Regulatory approach

regulation magnifying glass
The Food Standards Agency has a statutory objective to protect public health and consumers' other interests in relation to food. Excessive or unclear regulations, however, place an unnecessary burden on business, and other groups, and so hinder effective delivery of the intended benefits.

Regulating our future

We are currently undertaking a fundamental review of how we interact with businesses, to ensure consumer protection and a thriving food sector.

As part of our approach, we have launched a programme of engagement with businesses and our delivery partners. Based on five principles we have worked with our stakeholders to develop some models which we are now testing and piloting. We are also looking at the regulatory approach to food and feed internationally, as well as looking to learn lessons from UK regulators in other sectors.

The objective of the review is to move towards a more truly risk-based approach, in which the costs to business of regulation are no more than they need to be. This work will explore how best to support the majority of businesses that want to do the right things for consumers, while making sure those who put consumers’ health and confidence in the food sector at risk are dealt with appropriately.

FSA engagement and consultation

FSA engagement and consultation with stakeholders is a critical element of what we do and how we develop our regulatory approach. You can help shape the way food and feed law is implemented in the UK by providing us with your views and evidence to help inform our decision making process.

Impact Assessments

An Impact Assessment (IA) is a policy tool to assess impacts of options considered, including the expected costs and benefits against rationale for Government intervention. Understanding the costs, benefits, and risks of any new measure or proposal is fundamental to good policy making.

The FSA's commitment to reviewing regulation in England

Regulation should be proportionate and effective in delivering the intended outcome. Routine review is therefore necessary to monitor and maintain regulatory effectiveness and proportionality and is a critical part of the implementation process.

FSA Innovation and Regulation Plan

The FSA Innovation and Regulation Plan was produced at the end of 2015 in response to the Government’s Productivity Plan.  The FSA plan brings together and highlights the work being carried out by the FSA and sets out how the FSA’s regulatory framework is working effectively to support innovation and disruptive business models.

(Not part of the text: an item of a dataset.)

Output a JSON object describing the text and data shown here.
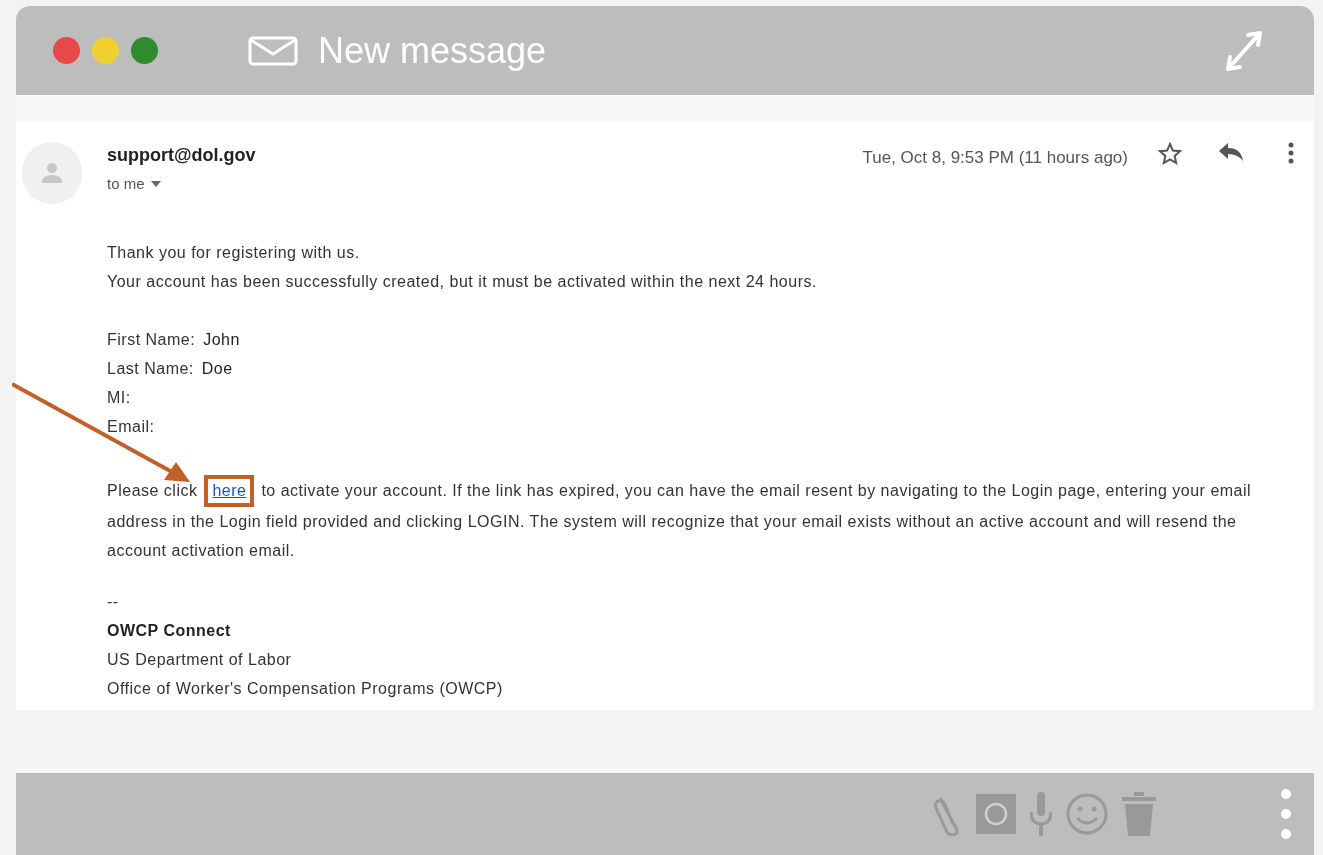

Cutting Red Tape

The Government’s Cutting Red Tape programme allows business to tell government how it can cut red tape and reduce bureaucratic barriers to growth and productivity within their sector. 

Business Impact Target Reporting

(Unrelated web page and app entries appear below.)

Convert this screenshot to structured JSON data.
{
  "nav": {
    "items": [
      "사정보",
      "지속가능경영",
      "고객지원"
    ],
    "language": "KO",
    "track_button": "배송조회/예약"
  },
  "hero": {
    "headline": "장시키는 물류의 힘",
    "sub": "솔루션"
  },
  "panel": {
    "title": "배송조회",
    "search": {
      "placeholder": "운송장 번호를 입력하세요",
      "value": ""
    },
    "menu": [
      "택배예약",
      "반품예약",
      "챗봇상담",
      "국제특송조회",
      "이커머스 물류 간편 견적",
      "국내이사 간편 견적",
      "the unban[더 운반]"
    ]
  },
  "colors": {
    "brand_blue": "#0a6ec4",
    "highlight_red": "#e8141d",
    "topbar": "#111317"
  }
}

On 3 March 2016, during the last Parliament, the Government announced its Business Impact Target (BIT) to deliver “a saving of £10 billion to business and voluntary or community bodies from qualifying measures that come into force or cease to be in force during this Parliament.” 

Food Standards Agency measures introduced in the last Parliament that qualify as regulatory provisions under the BIT are detailed below, along with a statement of FSA non-qualifying regulatory provisions under the BIT.

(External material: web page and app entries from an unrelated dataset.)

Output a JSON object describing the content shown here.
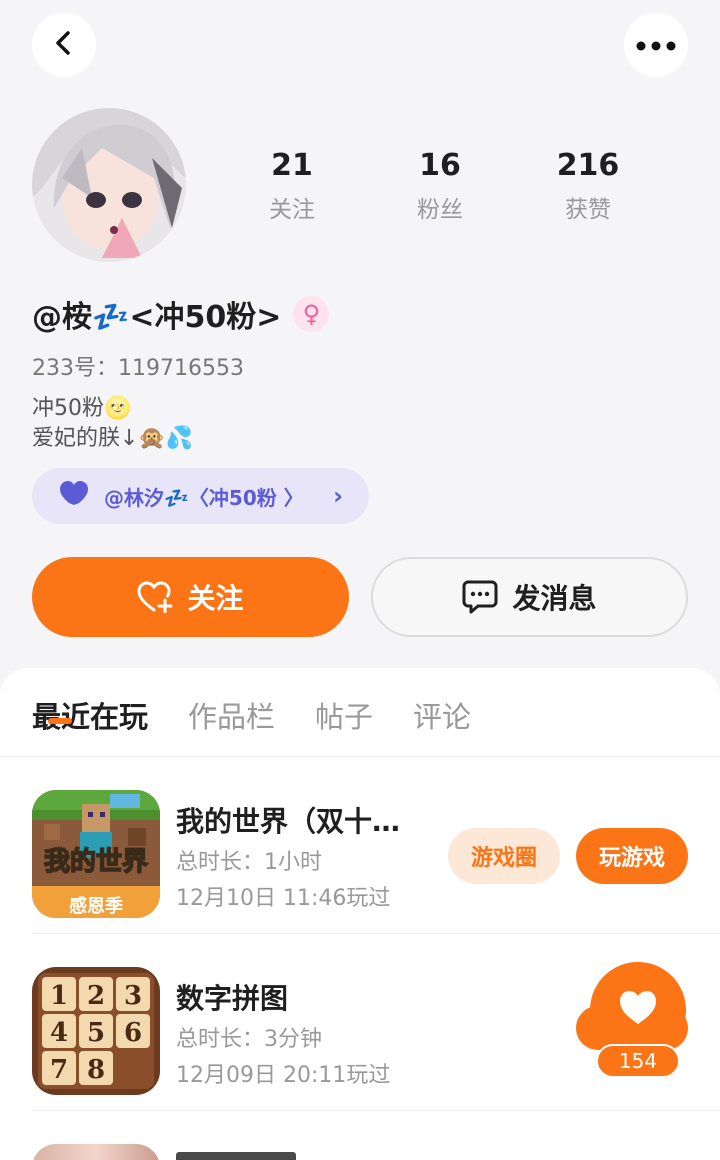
{
  "header": {
    "back_icon": "chevron-left-icon",
    "more_icon": "more-dots-icon"
  },
  "profile": {
    "stats": [
      {
        "value": "21",
        "label": "关注"
      },
      {
        "value": "16",
        "label": "粉丝"
      },
      {
        "value": "216",
        "label": "获赞"
      }
    ],
    "username": "@桉💤<冲50粉>",
    "gender_symbol": "♀",
    "uid": "233号：119716553",
    "bio_line1": "冲50粉🌝",
    "bio_line2": "爱妃的朕↓🙊💦",
    "cp_label": "@林汐💤〈冲50粉 〉",
    "cp_arrow": "›"
  },
  "actions": {
    "follow_label": "关注",
    "message_label": "发消息"
  },
  "tabs": [
    {
      "label": "最近在玩"
    },
    {
      "label": "作品栏"
    },
    {
      "label": "帖子"
    },
    {
      "label": "评论"
    }
  ],
  "games": [
    {
      "title": "我的世界（双十二...",
      "icon_text": "我的世界",
      "icon_subtext": "感恩季",
      "duration": "总时长：1小时",
      "last_played": "12月10日 11:46玩过",
      "circle_label": "游戏圈",
      "play_label": "玩游戏"
    },
    {
      "title": "数字拼图",
      "tiles": [
        "1",
        "2",
        "3",
        "4",
        "5",
        "6",
        "7",
        "8"
      ],
      "duration": "总时长：3分钟",
      "last_played": "12月09日 20:11玩过"
    }
  ],
  "floating_like": {
    "count": "154"
  },
  "colors": {
    "accent": "#fb7415",
    "cp": "#5b5bd6"
  }
}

List of FSA Qualifying Regulatory Provisions (QRP)

FSA BIT Assessment Regulatory Policy Committee (RPC) Validation

Official Controls Charges in Meat Premises: A Proposal for a New Discount System


Introduction of Specific Approval for the Production of Burgers Intended to be Eaten Less Than Thoroughly Cooked (LTTC)


Reduction of purification times for shellfish purification cycles


Extended Audit Frequencies at approved FSA meat establishments


FSA guidance for business (combined submission)

  • Listeriosis in ready to eat foods within care setting
  • Antibiotic residue testing for dairy producers



Update to the FSA Food Law Code of Practice


List of FSA Non-qualifying regulatory provisions (NQRP)

FSA NQRP Statement

RPC Validation


Regulators' Code

The Regulators' Code provides a clear, flexible and principles-based framework for how regulators should engage with those they regulate. 

We strive to be a fair and effective regulator, proportionate and forward looking in our regulatory approach and focused on achieving the outcomes we seek. 

Our pledge is to put consumers first in everything we do, so that food is safe and what it says it is, that we have access to an affordable healthy diet, and can make informed choices about what we eat, now and in the future. 

Our Strategic Plan 2015-2020 sets out our priorities and proposed approaches to achieve our strategic outcomes including the principles by which we work.

We accept that others may not always agree with our approach and even though our intentions will always be true to our strategic aims we may make decisions that either are or are perceived to be in need of challenge e.g. we get the balance of proportionality wrong in our decision making.  The following sets out the standards you should expect from the FSA and how you can complain if we fail to meet this.

Service standards

Whether you are a consumer or business, we are committed to providing you with a helpful, courteous and efficient service as set out in our statement of service standards.

Complaints and comments

Receiving comments and responding to complaints is important to us and we will try to resolve any problem quickly, and explain what we have done and why.